58km (36 miles) N of Belize City; 64km (40 miles) SE of Corozal Town
San Pedro is Belize's principal sun-and-fun destination. The compact "downtown" area is a jumble of small hotels, souvenir shops, restaurants, dive shops, and tour agencies. Though San Pedro continues to attract primarily scuba divers and fishermen, it is today popular with a wide range of folks who like the slow-paced atmosphere, including an increasing number of snowbirds, expatriates, and retirees. While certainly not akin to big city traffic, golf carts and automobiles are proliferating on Ambergris Caye and constantly force pedestrians and bicycle riders to the sides of the road. In fact, the ongoing boom here has actually led to gridlock. During the busy parts of the day, the downtown area of San Pedro is a jumble of golf carts, cars, bicycles, and pedestrians all moving at a rather slow pace. As a separate byproduct of the boom, wooden Caribbean houses are giving way to concrete and cinder-block buildings, and even a small strip mall or two. Development has reached both ends of Ambergris Caye, and steady construction appears destined to fill in the blanks from north to south. Still, for the time being, most of the resorts located north or south of San Pedro are isolated and tranquil retreats, set on the shores of crystal-clear waters.
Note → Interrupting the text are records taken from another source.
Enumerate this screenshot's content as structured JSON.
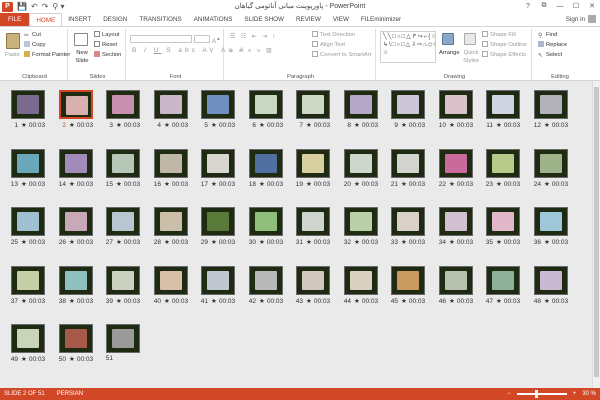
{
  "window": {
    "title": "پاورپوینت مبانی آناتومی گیاهان - PowerPoint",
    "controls": [
      "?",
      "⧉",
      "—",
      "☐",
      "✕"
    ]
  },
  "qat": {
    "save": "💾",
    "undo": "↶",
    "redo": "↷",
    "more": "⚲ ▾"
  },
  "tabs": [
    "FILE",
    "HOME",
    "INSERT",
    "DESIGN",
    "TRANSITIONS",
    "ANIMATIONS",
    "SLIDE SHOW",
    "REVIEW",
    "VIEW",
    "FILEminimizer"
  ],
  "active_tab": "HOME",
  "signin": "Sign in",
  "ribbon": {
    "clipboard": {
      "paste": "Paste",
      "cut": "Cut",
      "copy": "Copy",
      "format_painter": "Format Painter",
      "label": "Clipboard"
    },
    "slides": {
      "new_slide": "New Slide",
      "layout": "Layout",
      "reset": "Reset",
      "section": "Section",
      "label": "Slides"
    },
    "font": {
      "font_name": "",
      "font_size": "",
      "label": "Font"
    },
    "paragraph": {
      "text_direction": "Text Direction",
      "align_text": "Align Text",
      "smartart": "Convert to SmartArt",
      "label": "Paragraph"
    },
    "drawing": {
      "shapes_glyphs": "╲╲□○□△↱↪⌐{☆}↳\\□○□△⇩⇨⌂◇⬠⌐{}☆",
      "arrange": "Arrange",
      "quick_styles": "Quick Styles",
      "shape_fill": "Shape Fill",
      "shape_outline": "Shape Outline",
      "shape_effects": "Shape Effects",
      "label": "Drawing"
    },
    "editing": {
      "find": "Find",
      "replace": "Replace",
      "select": "Select",
      "label": "Editing"
    }
  },
  "slides": [
    {
      "n": "1",
      "star": "★",
      "time": "00:03",
      "color": "#7a6a8e"
    },
    {
      "n": "2",
      "star": "★",
      "time": "00:03",
      "color": "#d8b0b0",
      "selected": true
    },
    {
      "n": "3",
      "star": "★",
      "time": "00:03",
      "color": "#c98fae"
    },
    {
      "n": "4",
      "star": "★",
      "time": "00:03",
      "color": "#c9b7c7"
    },
    {
      "n": "5",
      "star": "★",
      "time": "00:03",
      "color": "#6f8fc0"
    },
    {
      "n": "6",
      "star": "★",
      "time": "00:03",
      "color": "#c9d7c2"
    },
    {
      "n": "7",
      "star": "★",
      "time": "00:03",
      "color": "#cfd7c7"
    },
    {
      "n": "8",
      "star": "★",
      "time": "00:03",
      "color": "#b4a8c6"
    },
    {
      "n": "9",
      "star": "★",
      "time": "00:03",
      "color": "#ccc7d8"
    },
    {
      "n": "10",
      "star": "★",
      "time": "00:03",
      "color": "#d9c2c9"
    },
    {
      "n": "11",
      "star": "★",
      "time": "00:03",
      "color": "#d0d4e0"
    },
    {
      "n": "12",
      "star": "★",
      "time": "00:03",
      "color": "#b2b0b9"
    },
    {
      "n": "13",
      "star": "★",
      "time": "00:03",
      "color": "#6aa8b9"
    },
    {
      "n": "14",
      "star": "★",
      "time": "00:03",
      "color": "#a18bb8"
    },
    {
      "n": "15",
      "star": "★",
      "time": "00:03",
      "color": "#b6c7b7"
    },
    {
      "n": "16",
      "star": "★",
      "time": "00:03",
      "color": "#bfb7a8"
    },
    {
      "n": "17",
      "star": "★",
      "time": "00:03",
      "color": "#d8d6cf"
    },
    {
      "n": "18",
      "star": "★",
      "time": "00:03",
      "color": "#4e6fa0"
    },
    {
      "n": "19",
      "star": "★",
      "time": "00:03",
      "color": "#d7cf9f"
    },
    {
      "n": "20",
      "star": "★",
      "time": "00:03",
      "color": "#cfd6cc"
    },
    {
      "n": "21",
      "star": "★",
      "time": "00:03",
      "color": "#d3d3cf"
    },
    {
      "n": "22",
      "star": "★",
      "time": "00:03",
      "color": "#c86a9a"
    },
    {
      "n": "23",
      "star": "★",
      "time": "00:03",
      "color": "#b9c98a"
    },
    {
      "n": "24",
      "star": "★",
      "time": "00:03",
      "color": "#9eb38a"
    },
    {
      "n": "25",
      "star": "★",
      "time": "00:03",
      "color": "#9fc0d0"
    },
    {
      "n": "26",
      "star": "★",
      "time": "00:03",
      "color": "#c9a8b8"
    },
    {
      "n": "27",
      "star": "★",
      "time": "00:03",
      "color": "#b7c6d0"
    },
    {
      "n": "28",
      "star": "★",
      "time": "00:03",
      "color": "#cbbfa9"
    },
    {
      "n": "29",
      "star": "★",
      "time": "00:03",
      "color": "#5a7a3a"
    },
    {
      "n": "30",
      "star": "★",
      "time": "00:03",
      "color": "#8fbf7a"
    },
    {
      "n": "31",
      "star": "★",
      "time": "00:03",
      "color": "#d0d4cf"
    },
    {
      "n": "32",
      "star": "★",
      "time": "00:03",
      "color": "#b9cfa8"
    },
    {
      "n": "33",
      "star": "★",
      "time": "00:03",
      "color": "#d8d0c9"
    },
    {
      "n": "34",
      "star": "★",
      "time": "00:03",
      "color": "#d0c0d0"
    },
    {
      "n": "35",
      "star": "★",
      "time": "00:03",
      "color": "#e0b8c8"
    },
    {
      "n": "36",
      "star": "★",
      "time": "00:03",
      "color": "#9ec7d8"
    },
    {
      "n": "37",
      "star": "★",
      "time": "00:03",
      "color": "#c7cfa9"
    },
    {
      "n": "38",
      "star": "★",
      "time": "00:03",
      "color": "#8ec0c0"
    },
    {
      "n": "39",
      "star": "★",
      "time": "00:03",
      "color": "#cbd0c0"
    },
    {
      "n": "40",
      "star": "★",
      "time": "00:03",
      "color": "#d8c0a8"
    },
    {
      "n": "41",
      "star": "★",
      "time": "00:03",
      "color": "#c0c7d0"
    },
    {
      "n": "42",
      "star": "★",
      "time": "00:03",
      "color": "#b8b8b8"
    },
    {
      "n": "43",
      "star": "★",
      "time": "00:03",
      "color": "#d0c8c0"
    },
    {
      "n": "44",
      "star": "★",
      "time": "00:03",
      "color": "#d8d0c0"
    },
    {
      "n": "45",
      "star": "★",
      "time": "00:03",
      "color": "#c89a60"
    },
    {
      "n": "46",
      "star": "★",
      "time": "00:03",
      "color": "#b8c0b0"
    },
    {
      "n": "47",
      "star": "★",
      "time": "00:03",
      "color": "#8fb09a"
    },
    {
      "n": "48",
      "star": "★",
      "time": "00:03",
      "color": "#c8b8d0"
    },
    {
      "n": "49",
      "star": "★",
      "time": "00:03",
      "color": "#c9d4b9"
    },
    {
      "n": "50",
      "star": "★",
      "time": "00:03",
      "color": "#a85a4a"
    },
    {
      "n": "51",
      "star": "",
      "time": "",
      "color": "#9a9a9a"
    }
  ],
  "status": {
    "slide_info": "SLIDE 2 OF 51",
    "language": "PERSIAN",
    "zoom": "30 %",
    "zoom_fraction": 0.3
  },
  "colors": {
    "accent": "#d24726",
    "background": "#eaeaea",
    "slide_frame": "#1e2a12"
  }
}
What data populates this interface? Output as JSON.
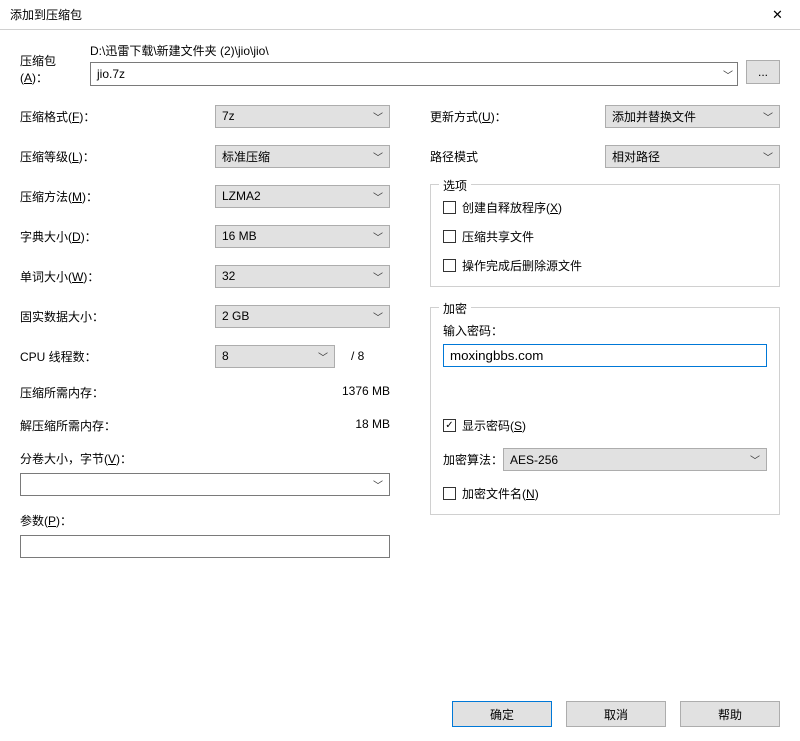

Long before the British settled Belize, and long before the sun-seeking vacationers and zealous reef divers discovered Ambergris Caye, the Maya were here. In fact, the Maya created Ambergris Caye when they cut a channel through the long thin peninsula that extended down from what is now Mexico. The channel was cut to facilitate coastal trading and avoid the dangerous barrier reef that begins not too far north of San Pedro. Ambergris Caye is 40km (25 miles) long and only .8km (1/2 mile) wide at its widest point.
San Pedro reflects the dichotomies of Belize’s identity. Yes, the tourism boom has led to construction projects that displace mangroves, negatively effecting the nearby coral and other wildlife, but in turn this has driven conservation awareness, with the caye’s population of some 20,000 leading the charge when the Belize Barrier Reef was threatened with the possibility of oil drilling in late 2016. More and more San Pedro businesses are getting involved in cleaning up trash, investing in eco-friendly buildings, and relocating crocodiles instead of just killing them. It’s a remarkable time to witness the evolution of this community, all while enjoying the bright sunshine, sparkling sea, and maybe a Belikin beer or two.